(ASSIGNED TASK): Show each line in the listing below that contains the word "true".

(EXTRACTED DATA):
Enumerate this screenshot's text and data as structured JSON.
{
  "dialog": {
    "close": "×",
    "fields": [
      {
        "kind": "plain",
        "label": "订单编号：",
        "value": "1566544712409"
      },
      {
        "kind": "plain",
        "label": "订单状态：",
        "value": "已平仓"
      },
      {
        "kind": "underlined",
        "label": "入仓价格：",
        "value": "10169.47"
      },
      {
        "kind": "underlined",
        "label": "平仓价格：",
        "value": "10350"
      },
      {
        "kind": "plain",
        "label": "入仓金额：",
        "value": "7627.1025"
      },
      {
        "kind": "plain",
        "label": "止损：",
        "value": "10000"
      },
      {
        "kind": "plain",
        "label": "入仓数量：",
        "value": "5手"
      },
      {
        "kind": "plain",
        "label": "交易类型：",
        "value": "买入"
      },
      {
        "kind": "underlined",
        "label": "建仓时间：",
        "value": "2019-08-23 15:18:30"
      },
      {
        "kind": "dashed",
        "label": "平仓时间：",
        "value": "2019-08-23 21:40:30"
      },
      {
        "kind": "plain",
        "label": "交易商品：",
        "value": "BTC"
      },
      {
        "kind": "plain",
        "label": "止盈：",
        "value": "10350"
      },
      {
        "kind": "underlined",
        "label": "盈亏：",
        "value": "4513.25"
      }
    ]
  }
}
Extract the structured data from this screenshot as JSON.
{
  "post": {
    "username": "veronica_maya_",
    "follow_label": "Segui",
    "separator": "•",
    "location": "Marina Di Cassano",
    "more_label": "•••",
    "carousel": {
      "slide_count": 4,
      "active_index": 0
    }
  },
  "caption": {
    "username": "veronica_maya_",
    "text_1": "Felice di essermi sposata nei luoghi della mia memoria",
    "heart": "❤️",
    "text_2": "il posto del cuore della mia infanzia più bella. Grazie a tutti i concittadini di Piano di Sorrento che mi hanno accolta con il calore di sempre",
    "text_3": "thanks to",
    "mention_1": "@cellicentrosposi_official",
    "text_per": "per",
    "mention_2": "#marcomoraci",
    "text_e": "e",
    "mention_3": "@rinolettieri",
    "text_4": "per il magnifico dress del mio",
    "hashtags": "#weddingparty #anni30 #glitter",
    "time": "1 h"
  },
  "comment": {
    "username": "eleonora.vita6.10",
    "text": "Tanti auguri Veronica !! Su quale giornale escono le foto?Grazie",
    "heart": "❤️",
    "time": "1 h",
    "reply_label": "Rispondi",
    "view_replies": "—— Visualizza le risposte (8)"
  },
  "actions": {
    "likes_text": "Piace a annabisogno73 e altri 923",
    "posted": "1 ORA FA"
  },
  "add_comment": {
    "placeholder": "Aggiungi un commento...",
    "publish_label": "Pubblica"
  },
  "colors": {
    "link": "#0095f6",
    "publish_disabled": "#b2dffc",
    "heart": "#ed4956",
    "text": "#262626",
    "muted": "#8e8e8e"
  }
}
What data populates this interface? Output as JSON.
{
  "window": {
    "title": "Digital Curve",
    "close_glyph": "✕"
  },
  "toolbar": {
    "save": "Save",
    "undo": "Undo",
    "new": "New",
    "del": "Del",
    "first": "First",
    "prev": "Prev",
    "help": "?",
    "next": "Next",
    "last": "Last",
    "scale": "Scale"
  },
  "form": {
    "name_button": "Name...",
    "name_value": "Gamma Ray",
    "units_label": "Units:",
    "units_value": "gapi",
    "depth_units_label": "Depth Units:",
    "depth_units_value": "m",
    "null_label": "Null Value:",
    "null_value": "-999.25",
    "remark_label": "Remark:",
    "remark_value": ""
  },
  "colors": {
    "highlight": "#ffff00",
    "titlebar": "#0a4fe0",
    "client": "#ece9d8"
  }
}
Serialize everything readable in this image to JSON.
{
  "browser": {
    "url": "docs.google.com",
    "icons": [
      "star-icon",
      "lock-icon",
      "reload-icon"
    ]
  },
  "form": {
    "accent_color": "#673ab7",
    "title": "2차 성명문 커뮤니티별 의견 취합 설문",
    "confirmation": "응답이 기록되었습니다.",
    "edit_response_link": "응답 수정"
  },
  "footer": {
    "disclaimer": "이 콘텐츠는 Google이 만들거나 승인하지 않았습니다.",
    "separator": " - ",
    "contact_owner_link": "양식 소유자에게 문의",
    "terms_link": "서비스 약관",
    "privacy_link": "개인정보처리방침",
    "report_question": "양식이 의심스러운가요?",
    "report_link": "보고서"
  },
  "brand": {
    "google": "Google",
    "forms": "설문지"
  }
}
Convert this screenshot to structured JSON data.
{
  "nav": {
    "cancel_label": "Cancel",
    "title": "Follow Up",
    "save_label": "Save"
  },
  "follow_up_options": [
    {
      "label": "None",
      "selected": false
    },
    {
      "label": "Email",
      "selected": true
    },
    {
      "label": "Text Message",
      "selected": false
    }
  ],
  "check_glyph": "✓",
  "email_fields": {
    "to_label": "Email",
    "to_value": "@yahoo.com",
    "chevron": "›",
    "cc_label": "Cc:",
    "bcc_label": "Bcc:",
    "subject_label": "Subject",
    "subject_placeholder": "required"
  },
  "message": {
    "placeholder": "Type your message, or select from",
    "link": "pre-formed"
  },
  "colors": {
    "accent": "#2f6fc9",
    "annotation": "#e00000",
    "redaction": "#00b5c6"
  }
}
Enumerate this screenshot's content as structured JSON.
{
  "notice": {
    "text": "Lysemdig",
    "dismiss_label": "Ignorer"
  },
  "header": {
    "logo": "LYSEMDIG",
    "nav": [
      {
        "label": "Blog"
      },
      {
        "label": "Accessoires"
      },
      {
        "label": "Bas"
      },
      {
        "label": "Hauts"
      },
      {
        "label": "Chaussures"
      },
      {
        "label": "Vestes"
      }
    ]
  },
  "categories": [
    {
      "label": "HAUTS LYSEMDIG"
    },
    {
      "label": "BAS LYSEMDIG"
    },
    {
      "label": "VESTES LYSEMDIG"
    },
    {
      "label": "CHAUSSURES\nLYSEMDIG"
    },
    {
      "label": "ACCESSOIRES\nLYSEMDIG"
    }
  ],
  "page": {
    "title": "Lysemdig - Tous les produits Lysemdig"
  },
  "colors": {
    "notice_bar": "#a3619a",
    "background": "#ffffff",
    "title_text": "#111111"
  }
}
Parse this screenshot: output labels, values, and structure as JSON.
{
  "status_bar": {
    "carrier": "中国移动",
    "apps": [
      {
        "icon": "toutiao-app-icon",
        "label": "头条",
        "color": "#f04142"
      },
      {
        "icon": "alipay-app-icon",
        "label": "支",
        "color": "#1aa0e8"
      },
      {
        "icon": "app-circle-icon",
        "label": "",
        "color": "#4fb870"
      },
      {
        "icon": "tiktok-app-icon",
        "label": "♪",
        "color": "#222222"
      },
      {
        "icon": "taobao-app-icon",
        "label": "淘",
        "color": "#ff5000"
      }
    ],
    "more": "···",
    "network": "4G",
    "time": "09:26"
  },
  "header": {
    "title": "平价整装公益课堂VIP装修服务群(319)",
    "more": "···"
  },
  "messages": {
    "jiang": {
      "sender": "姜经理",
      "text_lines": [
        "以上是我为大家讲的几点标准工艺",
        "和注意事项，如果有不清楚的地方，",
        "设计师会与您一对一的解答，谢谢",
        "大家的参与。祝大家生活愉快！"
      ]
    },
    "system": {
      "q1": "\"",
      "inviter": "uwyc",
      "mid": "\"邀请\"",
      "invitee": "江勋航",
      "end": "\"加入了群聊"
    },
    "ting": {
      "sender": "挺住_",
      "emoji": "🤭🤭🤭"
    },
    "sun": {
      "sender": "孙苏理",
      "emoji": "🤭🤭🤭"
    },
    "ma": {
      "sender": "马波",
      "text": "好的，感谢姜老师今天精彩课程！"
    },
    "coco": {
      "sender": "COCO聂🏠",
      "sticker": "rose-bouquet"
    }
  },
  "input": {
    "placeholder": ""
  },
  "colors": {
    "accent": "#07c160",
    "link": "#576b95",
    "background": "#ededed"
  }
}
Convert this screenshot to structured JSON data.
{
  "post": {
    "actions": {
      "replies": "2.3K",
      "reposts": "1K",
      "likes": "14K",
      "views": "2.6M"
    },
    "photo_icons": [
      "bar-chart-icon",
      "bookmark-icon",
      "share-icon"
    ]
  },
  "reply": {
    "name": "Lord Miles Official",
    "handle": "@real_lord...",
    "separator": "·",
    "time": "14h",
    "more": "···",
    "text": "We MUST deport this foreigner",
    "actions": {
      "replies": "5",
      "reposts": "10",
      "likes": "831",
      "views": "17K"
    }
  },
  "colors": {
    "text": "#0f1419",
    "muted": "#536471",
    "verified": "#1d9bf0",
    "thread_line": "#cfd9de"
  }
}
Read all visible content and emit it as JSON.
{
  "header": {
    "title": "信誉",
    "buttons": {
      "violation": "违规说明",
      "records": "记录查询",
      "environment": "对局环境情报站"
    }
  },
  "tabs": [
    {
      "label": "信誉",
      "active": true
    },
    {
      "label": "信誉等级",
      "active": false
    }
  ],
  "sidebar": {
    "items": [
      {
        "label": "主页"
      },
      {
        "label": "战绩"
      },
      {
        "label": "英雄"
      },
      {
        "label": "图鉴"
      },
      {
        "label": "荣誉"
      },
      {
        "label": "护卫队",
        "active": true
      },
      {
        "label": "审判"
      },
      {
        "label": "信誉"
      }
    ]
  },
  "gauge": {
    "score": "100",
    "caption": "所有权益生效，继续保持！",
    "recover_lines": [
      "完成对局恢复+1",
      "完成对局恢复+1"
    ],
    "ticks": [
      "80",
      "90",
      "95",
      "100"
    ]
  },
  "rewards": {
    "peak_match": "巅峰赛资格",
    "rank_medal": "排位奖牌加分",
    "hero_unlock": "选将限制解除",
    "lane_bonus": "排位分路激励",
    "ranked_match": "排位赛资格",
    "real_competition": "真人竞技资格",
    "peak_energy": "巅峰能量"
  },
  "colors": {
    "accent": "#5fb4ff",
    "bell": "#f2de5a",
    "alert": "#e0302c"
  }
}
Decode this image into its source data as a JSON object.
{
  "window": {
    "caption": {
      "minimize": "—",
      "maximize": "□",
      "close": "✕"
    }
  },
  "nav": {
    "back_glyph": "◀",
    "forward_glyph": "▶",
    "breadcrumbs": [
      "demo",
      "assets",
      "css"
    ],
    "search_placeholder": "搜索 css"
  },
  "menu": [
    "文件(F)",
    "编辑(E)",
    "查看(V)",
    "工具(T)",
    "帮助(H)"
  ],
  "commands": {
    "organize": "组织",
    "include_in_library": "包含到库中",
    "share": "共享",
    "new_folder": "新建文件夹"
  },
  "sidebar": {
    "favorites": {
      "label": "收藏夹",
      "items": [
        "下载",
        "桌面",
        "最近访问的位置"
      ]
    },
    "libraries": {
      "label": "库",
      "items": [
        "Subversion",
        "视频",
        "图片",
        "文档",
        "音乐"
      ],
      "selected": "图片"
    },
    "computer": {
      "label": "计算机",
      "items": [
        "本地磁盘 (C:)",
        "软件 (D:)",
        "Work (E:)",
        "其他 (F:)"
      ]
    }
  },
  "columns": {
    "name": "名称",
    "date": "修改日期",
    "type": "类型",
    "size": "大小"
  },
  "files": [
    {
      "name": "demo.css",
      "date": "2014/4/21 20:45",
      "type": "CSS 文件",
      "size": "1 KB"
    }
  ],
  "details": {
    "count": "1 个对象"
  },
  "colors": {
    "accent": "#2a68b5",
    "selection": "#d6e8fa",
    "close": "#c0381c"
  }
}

(ANSWER FOR THIS EXERCISE):
      "selected": true
      "active": true
        "active": true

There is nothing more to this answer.